The task: Apart from the pictures, every line below needs to be reproduced verbatim.

(Web page and app entries)
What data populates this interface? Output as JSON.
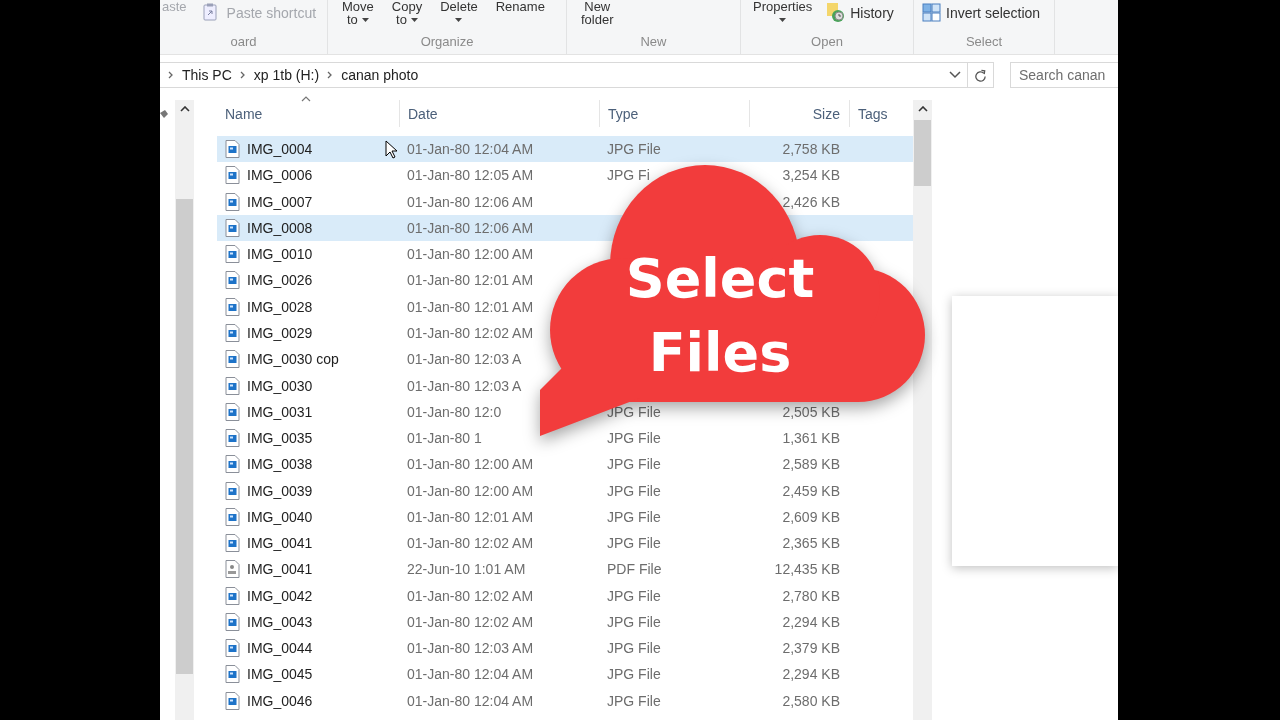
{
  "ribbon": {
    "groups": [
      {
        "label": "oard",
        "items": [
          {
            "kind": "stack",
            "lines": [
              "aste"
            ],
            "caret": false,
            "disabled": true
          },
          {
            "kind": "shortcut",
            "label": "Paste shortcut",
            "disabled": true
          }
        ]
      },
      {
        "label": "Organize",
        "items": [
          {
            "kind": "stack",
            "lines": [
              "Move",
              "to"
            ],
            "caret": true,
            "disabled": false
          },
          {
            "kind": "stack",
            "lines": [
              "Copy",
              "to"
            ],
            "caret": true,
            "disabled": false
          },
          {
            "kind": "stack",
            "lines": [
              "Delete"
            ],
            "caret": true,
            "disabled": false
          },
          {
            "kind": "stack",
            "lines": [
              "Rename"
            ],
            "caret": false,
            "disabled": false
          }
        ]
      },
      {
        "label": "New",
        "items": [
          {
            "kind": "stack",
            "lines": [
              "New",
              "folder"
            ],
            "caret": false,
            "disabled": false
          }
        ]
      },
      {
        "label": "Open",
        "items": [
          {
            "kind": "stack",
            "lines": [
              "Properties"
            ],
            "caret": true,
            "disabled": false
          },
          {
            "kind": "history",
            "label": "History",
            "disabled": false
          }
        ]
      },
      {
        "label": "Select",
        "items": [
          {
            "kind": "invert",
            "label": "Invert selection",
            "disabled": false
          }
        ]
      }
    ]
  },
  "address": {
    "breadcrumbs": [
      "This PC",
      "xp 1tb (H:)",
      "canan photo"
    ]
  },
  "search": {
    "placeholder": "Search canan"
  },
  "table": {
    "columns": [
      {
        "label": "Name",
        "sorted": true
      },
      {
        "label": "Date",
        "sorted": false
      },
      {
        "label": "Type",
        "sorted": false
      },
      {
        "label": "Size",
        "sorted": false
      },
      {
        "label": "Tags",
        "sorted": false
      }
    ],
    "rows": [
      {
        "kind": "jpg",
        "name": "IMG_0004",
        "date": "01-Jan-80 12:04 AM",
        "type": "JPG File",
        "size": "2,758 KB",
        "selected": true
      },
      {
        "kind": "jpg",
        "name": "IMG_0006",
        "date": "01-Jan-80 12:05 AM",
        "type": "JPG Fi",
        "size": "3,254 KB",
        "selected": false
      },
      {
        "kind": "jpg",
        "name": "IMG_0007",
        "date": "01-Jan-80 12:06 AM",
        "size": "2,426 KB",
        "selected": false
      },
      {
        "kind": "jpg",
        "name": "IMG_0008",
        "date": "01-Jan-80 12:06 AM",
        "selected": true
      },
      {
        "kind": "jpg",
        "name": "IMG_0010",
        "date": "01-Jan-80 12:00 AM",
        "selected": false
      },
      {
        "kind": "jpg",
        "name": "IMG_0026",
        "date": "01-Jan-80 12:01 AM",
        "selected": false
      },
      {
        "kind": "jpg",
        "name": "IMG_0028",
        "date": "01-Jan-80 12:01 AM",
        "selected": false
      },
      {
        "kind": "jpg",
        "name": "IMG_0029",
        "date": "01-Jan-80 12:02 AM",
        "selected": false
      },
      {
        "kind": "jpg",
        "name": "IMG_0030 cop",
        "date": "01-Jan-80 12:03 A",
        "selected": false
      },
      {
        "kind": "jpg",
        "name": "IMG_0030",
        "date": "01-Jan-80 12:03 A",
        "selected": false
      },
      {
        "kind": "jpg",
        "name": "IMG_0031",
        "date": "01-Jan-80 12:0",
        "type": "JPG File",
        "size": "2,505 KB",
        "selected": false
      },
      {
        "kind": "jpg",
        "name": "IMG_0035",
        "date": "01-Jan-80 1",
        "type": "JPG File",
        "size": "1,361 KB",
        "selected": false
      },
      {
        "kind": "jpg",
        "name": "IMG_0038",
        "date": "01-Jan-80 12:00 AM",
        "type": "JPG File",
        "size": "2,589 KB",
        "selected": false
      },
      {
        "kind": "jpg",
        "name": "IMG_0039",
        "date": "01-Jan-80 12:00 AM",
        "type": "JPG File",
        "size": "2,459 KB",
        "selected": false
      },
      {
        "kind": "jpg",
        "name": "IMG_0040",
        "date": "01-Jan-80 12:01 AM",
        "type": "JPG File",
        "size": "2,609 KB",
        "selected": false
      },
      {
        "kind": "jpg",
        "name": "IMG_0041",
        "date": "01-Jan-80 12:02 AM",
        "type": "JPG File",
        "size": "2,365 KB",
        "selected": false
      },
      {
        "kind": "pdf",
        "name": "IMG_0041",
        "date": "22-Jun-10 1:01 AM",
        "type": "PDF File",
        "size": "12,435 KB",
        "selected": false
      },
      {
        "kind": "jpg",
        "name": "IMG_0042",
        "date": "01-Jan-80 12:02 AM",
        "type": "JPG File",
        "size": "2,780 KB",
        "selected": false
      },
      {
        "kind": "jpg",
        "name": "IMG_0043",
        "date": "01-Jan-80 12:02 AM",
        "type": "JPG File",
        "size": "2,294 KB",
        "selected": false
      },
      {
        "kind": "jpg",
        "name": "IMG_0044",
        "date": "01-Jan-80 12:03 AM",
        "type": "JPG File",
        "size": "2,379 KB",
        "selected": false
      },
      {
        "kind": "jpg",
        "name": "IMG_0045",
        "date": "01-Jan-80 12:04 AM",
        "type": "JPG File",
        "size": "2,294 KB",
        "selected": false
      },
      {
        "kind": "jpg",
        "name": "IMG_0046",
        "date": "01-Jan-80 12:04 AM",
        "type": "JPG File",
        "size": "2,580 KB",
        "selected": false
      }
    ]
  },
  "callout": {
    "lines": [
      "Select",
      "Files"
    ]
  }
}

Result below:
What data populates this interface? Output as JSON.
{
  "ribbon": {
    "groups": [
      {
        "label": "oard",
        "items": [
          {
            "kind": "stack",
            "lines": [
              "aste"
            ],
            "caret": false,
            "disabled": true
          },
          {
            "kind": "shortcut",
            "label": "Paste shortcut",
            "disabled": true
          }
        ]
      },
      {
        "label": "Organize",
        "items": [
          {
            "kind": "stack",
            "lines": [
              "Move",
              "to"
            ],
            "caret": true,
            "disabled": false
          },
          {
            "kind": "stack",
            "lines": [
              "Copy",
              "to"
            ],
            "caret": true,
            "disabled": false
          },
          {
            "kind": "stack",
            "lines": [
              "Delete"
            ],
            "caret": true,
            "disabled": false
          },
          {
            "kind": "stack",
            "lines": [
              "Rename"
            ],
            "caret": false,
            "disabled": false
          }
        ]
      },
      {
        "label": "New",
        "items": [
          {
            "kind": "stack",
            "lines": [
              "New",
              "folder"
            ],
            "caret": false,
            "disabled": false
          }
        ]
      },
      {
        "label": "Open",
        "items": [
          {
            "kind": "stack",
            "lines": [
              "Properties"
            ],
            "caret": true,
            "disabled": false
          },
          {
            "kind": "history",
            "label": "History",
            "disabled": false
          }
        ]
      },
      {
        "label": "Select",
        "items": [
          {
            "kind": "invert",
            "label": "Invert selection",
            "disabled": false
          }
        ]
      }
    ]
  },
  "address": {
    "breadcrumbs": [
      "This PC",
      "xp 1tb (H:)",
      "canan photo"
    ]
  },
  "search": {
    "placeholder": "Search canan"
  },
  "table": {
    "columns": [
      {
        "label": "Name",
        "sorted": true
      },
      {
        "label": "Date",
        "sorted": false
      },
      {
        "label": "Type",
        "sorted": false
      },
      {
        "label": "Size",
        "sorted": false
      },
      {
        "label": "Tags",
        "sorted": false
      }
    ],
    "rows": [
      {
        "kind": "jpg",
        "name": "IMG_0004",
        "date": "01-Jan-80 12:04 AM",
        "type": "JPG File",
        "size": "2,758 KB",
        "selected": true
      },
      {
        "kind": "jpg",
        "name": "IMG_0006",
        "date": "01-Jan-80 12:05 AM",
        "type": "JPG Fi",
        "size": "3,254 KB",
        "selected": false
      },
      {
        "kind": "jpg",
        "name": "IMG_0007",
        "date": "01-Jan-80 12:06 AM",
        "size": "2,426 KB",
        "selected": false
      },
      {
        "kind": "jpg",
        "name": "IMG_0008",
        "date": "01-Jan-80 12:06 AM",
        "selected": true
      },
      {
        "kind": "jpg",
        "name": "IMG_0010",
        "date": "01-Jan-80 12:00 AM",
        "selected": false
      },
      {
        "kind": "jpg",
        "name": "IMG_0026",
        "date": "01-Jan-80 12:01 AM",
        "selected": false
      },
      {
        "kind": "jpg",
        "name": "IMG_0028",
        "date": "01-Jan-80 12:01 AM",
        "selected": false
      },
      {
        "kind": "jpg",
        "name": "IMG_0029",
        "date": "01-Jan-80 12:02 AM",
        "selected": false
      },
      {
        "kind": "jpg",
        "name": "IMG_0030 cop",
        "date": "01-Jan-80 12:03 A",
        "selected": false
      },
      {
        "kind": "jpg",
        "name": "IMG_0030",
        "date": "01-Jan-80 12:03 A",
        "selected": false
      },
      {
        "kind": "jpg",
        "name": "IMG_0031",
        "date": "01-Jan-80 12:0",
        "type": "JPG File",
        "size": "2,505 KB",
        "selected": false
      },
      {
        "kind": "jpg",
        "name": "IMG_0035",
        "date": "01-Jan-80 1",
        "type": "JPG File",
        "size": "1,361 KB",
        "selected": false
      },
      {
        "kind": "jpg",
        "name": "IMG_0038",
        "date": "01-Jan-80 12:00 AM",
        "type": "JPG File",
        "size": "2,589 KB",
        "selected": false
      },
      {
        "kind": "jpg",
        "name": "IMG_0039",
        "date": "01-Jan-80 12:00 AM",
        "type": "JPG File",
        "size": "2,459 KB",
        "selected": false
      },
      {
        "kind": "jpg",
        "name": "IMG_0040",
        "date": "01-Jan-80 12:01 AM",
        "type": "JPG File",
        "size": "2,609 KB",
        "selected": false
      },
      {
        "kind": "jpg",
        "name": "IMG_0041",
        "date": "01-Jan-80 12:02 AM",
        "type": "JPG File",
        "size": "2,365 KB",
        "selected": false
      },
      {
        "kind": "pdf",
        "name": "IMG_0041",
        "date": "22-Jun-10 1:01 AM",
        "type": "PDF File",
        "size": "12,435 KB",
        "selected": false
      },
      {
        "kind": "jpg",
        "name": "IMG_0042",
        "date": "01-Jan-80 12:02 AM",
        "type": "JPG File",
        "size": "2,780 KB",
        "selected": false
      },
      {
        "kind": "jpg",
        "name": "IMG_0043",
        "date": "01-Jan-80 12:02 AM",
        "type": "JPG File",
        "size": "2,294 KB",
        "selected": false
      },
      {
        "kind": "jpg",
        "name": "IMG_0044",
        "date": "01-Jan-80 12:03 AM",
        "type": "JPG File",
        "size": "2,379 KB",
        "selected": false
      },
      {
        "kind": "jpg",
        "name": "IMG_0045",
        "date": "01-Jan-80 12:04 AM",
        "type": "JPG File",
        "size": "2,294 KB",
        "selected": false
      },
      {
        "kind": "jpg",
        "name": "IMG_0046",
        "date": "01-Jan-80 12:04 AM",
        "type": "JPG File",
        "size": "2,580 KB",
        "selected": false
      }
    ]
  },
  "callout": {
    "lines": [
      "Select",
      "Files"
    ]
  }
}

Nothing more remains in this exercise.